Hope this mail finds you in best!
I am writing down this mail as a follow up in reference to the acquisition proposal I had sent recently. I request you to revert back and let us know if we can hope to take this forward.
Please feel free to get back to us with your valuable suggestions/queries.
Hoping for a positive response from your end.
Singapore | India | UK | US
Mobile/Whatsapp: +44 7451248959
Not the first, won’t be the last. If I set the price at US $500,000, could I string “Chia Appu” on for a bit? The only problem there is that I do not own The Pomegranate; Equinox Publishing does. I would need to take the money and move somewhere that has no extradition treaty with the UK.
Academia has its scams, all designed for people willing to trade money for shortcuts. “Diploma mills” have a hoary tradition, of course.
Sadly, I lost a friend over one of these shortcuts. “R.” had written a couple of articles for Pomegranate in the past, and he was good in his field. He then proposed another article, which appeared ready to publish — except that he wanted to list this Chinese professor as co-author.
Pagan studies is a fairly small world, and I had never heard of this man. I looked him up at [well-known Chinese university], and there he was, in the Dept. of Communist Studies or something like that.
It was clear to me that the Chinese professor had had nothing to do with writing the article, which was based on fieldwork in Western Europe. He was just being offered the chance to pad his c.v. in return for some other favor for R. — like a non-resident teaching position?R. is lucky that he was not required to live there, given a certain well-known disease outbreak.
And there was more to the deal. [Well-known Chinese university] was supposedly starting a center for the study of new religious movements. The university was ready to “throw money at” the center’s projects.
If I were willing to designate their center as a “sponsor” of The Pomegranate and “put some Chinese names on the editorial board . . . the arrangement [would be] more than nominally profitable [for you].”R. had his own journal, which I am suppose now has some Chinese professors on the editorial board.
And there was no doubt that [Well-known Chinese university] had the cash.
There it was, a naked bribe. An odd experience. Had I been as financially shaky as R. thought I was — as financially shaky as he himself had often been until later in his career — I might have been more tempted. Sorry, professor of Communist studies, you are not going to buy your way in Pagan studies that easily.
I said no, and R. cut me off completely.
Something chilling occurred to me later. The incident was about five years ago. Since then, the mainland Chinese government has been cracking down on religion — all religions. The online journal Bitter Winter has carried many articles on the repression of not just “foreign” religions, mainly Islam and Christianity, in the People’s Republic, but also Buddhist and Taoist temples, new Chinese religious movements, and even family and clan memorial halls that go back for centuries.

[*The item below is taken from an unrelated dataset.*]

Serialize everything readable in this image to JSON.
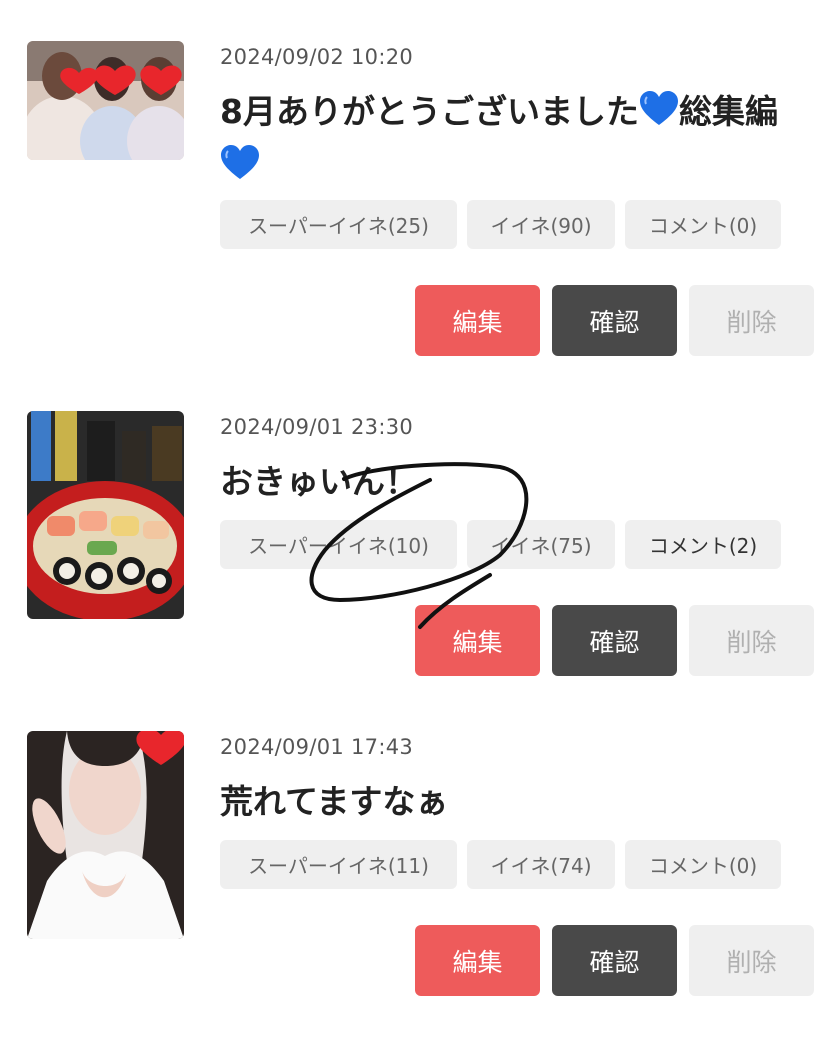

All of them threaten President Xi Thought, apparently. All you can worship is Communism.
So if [major Chinese University] was preparing to study new reliigious movements, was that just part of a plan to wipe them out? There are predecents for that sort of thinking.